These two edifices, the Mishkan and the Mikdash, each representing השראת השכינה, the presence of the Shechina, are with us forever. The Makom HaMikdash remains Holy, the central place of Kedusha in this world. The Mishkan travels with the Jewish people throughout Galus. Even among all the heathen nations, through all the trials and tribulations Klal Yisrael experiences in Galus, we are not alone. We remain the place of השראת השכינה. Our camp is holy, and only through that Holiness can we hope to be a light unto the nations.

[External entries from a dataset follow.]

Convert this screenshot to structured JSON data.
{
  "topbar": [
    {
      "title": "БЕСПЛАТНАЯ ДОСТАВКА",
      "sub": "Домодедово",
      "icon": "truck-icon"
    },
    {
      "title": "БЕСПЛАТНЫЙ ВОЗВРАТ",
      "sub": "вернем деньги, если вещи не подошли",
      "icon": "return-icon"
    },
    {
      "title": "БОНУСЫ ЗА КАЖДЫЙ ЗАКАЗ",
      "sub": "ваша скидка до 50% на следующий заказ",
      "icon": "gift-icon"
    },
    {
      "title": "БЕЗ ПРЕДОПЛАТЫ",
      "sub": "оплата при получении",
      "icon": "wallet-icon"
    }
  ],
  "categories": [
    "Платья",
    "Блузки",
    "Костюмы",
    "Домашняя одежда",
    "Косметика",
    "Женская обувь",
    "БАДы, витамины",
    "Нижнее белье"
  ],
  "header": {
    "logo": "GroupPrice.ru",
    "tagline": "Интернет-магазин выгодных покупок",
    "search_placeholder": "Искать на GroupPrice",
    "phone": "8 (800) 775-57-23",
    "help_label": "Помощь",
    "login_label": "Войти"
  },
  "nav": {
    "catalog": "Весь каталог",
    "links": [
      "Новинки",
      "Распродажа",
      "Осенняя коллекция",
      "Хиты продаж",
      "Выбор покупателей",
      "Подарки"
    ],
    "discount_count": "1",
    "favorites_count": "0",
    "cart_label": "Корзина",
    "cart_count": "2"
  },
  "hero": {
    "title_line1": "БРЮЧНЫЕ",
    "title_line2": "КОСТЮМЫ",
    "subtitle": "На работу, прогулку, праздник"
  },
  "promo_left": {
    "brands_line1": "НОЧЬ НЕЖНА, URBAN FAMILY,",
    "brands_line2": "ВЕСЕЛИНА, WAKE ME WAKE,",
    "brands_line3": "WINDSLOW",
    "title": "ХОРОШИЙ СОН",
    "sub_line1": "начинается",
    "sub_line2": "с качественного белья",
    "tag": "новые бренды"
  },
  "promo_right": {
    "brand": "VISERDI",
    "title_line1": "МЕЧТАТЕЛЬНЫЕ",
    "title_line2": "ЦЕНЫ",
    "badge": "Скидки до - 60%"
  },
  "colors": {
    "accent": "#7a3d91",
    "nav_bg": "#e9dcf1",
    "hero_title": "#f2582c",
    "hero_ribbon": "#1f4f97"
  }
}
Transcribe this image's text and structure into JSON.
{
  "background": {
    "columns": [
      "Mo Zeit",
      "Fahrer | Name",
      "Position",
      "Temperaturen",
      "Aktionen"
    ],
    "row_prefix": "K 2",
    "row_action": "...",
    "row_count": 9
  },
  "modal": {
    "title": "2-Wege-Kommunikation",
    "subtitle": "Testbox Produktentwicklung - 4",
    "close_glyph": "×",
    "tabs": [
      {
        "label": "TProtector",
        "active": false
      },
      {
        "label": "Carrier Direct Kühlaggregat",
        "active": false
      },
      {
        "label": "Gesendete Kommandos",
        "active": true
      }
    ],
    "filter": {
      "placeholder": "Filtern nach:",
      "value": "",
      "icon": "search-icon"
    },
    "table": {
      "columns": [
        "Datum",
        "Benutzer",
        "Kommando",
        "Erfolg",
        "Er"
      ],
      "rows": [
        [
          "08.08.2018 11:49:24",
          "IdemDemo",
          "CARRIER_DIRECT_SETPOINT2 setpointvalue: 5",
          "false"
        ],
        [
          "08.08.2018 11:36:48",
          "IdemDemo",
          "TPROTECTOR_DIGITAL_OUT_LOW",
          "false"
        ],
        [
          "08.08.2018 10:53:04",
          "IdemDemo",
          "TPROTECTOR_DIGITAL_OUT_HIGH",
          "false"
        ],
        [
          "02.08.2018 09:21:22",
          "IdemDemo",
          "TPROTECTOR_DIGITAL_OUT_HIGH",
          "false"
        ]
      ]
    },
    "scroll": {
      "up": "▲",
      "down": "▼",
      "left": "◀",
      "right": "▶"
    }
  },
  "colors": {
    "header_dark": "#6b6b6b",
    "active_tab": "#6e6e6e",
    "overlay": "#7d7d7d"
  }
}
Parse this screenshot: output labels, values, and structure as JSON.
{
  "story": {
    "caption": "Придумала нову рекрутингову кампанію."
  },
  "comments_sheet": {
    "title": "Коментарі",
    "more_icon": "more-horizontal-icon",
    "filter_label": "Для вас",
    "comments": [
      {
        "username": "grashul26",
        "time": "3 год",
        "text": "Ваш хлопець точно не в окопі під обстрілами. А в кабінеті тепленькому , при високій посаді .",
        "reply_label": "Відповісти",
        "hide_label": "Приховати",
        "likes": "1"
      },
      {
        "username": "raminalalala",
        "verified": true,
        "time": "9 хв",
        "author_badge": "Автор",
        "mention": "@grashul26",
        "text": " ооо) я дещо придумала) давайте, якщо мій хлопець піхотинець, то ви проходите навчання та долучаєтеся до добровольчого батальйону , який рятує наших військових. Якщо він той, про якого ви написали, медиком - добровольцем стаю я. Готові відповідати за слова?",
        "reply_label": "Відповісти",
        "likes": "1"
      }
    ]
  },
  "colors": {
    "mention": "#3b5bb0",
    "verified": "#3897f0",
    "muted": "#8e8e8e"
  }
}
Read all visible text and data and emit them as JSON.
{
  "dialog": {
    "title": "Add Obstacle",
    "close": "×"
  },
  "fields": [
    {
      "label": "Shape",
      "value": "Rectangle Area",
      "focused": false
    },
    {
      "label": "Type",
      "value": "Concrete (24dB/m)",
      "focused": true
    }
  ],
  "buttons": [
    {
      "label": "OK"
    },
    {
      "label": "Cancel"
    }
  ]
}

At the heart of the Mishkan stood the Aron HaKodesh, which contained the Luchos. On the Aron, between the כרובים, was the Shechina HaKedosha. It is the Torah that connects us to Hashem. By clinging to the Torah, we become the resting place for the Shechina.
The נפש החיים (שער א פרק ד) writes that the physical Mishkan and Mikdash are only a symbol of what the Jew himself could, and should, become. If one truly sanctifies himself through the Torah, he will then become the Kodesh HaKadoshim himself and merit to be the resting place for the Shechina HaKedosha.


The Gemara (Kiddushin 25b) mentions a certain Tanna who maintained that large animals can only be acquired through the Kinyan of “Hagbahah,” colloquially known as “Hagbah,” which generally means to lift up. The Gemara questions how one would practically perform Hagbah on an elephant.
One of the answers is that to avoid the difficulty of performing Hagbah on an elephant, one would use the Kinyan of “Chatzer,” which means that one would use his domain to acquire the elephant.
A second answer is to have the elephant climb on top and into Kaylim, utensils, of the soon-to-be owner in order to use the Kinyan of “Kaylim,” again to avoid the difficulty of Hagbah.
A third answer is to place a bundle of twigs on the floor and have the elephant climb on top of the bundle so it is elevated from the ground, and can therefore be considered like any other case of Hagbah.
There is a famous Machlokes as to how high one must lift an object in order to perform Hagbah. Rashi learns that Hagbah is three Tefachim and Rabbeinu Tam learns that Hagbah is one Tefach. Rashi explains that the bundle of twigs that elevated the elephant was three Tefachim high and Rabbeinu Tam explains that twigs were used to make the elephant jump just one Tefach in the air.
Rashi in Kiddushin explains that Hagbah must be three Tefachim, because until an object is lifted three Tefachim from the ground, it is considered to be still attached to the ground by applying the Halachic principle of “Lavud.” Once an object is elevated three Tefachim from the ground, it has left the parameters of “Lavud” and can be acquired.
There is some debate as to Rashi’s meaning. On the one hand, since Rashi is saying that a separation of three Tefachim is needed for an object to leave its Halachic attachment to the ground, perhaps an object received above three Tefachim does not require lifting another three Tefachim, e.g., if the object is already on a table or the seller is holding it above three Tefachim. In such a case, the Kinyan of Hagbah would be possession of an object in one’s hands above three Tefachim. Alternatively, it could be that once the Shiur of three Tefachim was given to objects that are on the ground, this Shiur was applied to all cases of Hagbah, even if the object was already three Tefachim off the ground.
The Gemara (Eruvin 79b) states that in order to receive a portion in a communal Eruv, one must lift a barrel of wine one Tefach off the ground for it to be considered an acquisition. The Gemara then cites a differing opinion, that the barrel only needs to be lifted a minimal amount, seemingly even less than a Tefach. The Gemara answers that there is no Machlokes and the opinion that states a lifting of a minimal Shiur is actually referring to the Shiur of a Tefach.
At first glance, it seems that the Gemara is consistent with Rabbeinu Tam, for the Shiur of Hagbah seems to be a Tefach off the ground according to both sources. The Rosh defends Rashi and states that the Gemara represents Rashi’s opinion. Since one of the sources refers to the Shiur of a Tefach as a “minimal Shiur,” it implies that normally Hagbah requires a larger Shiur, which is standardly three Tefachim.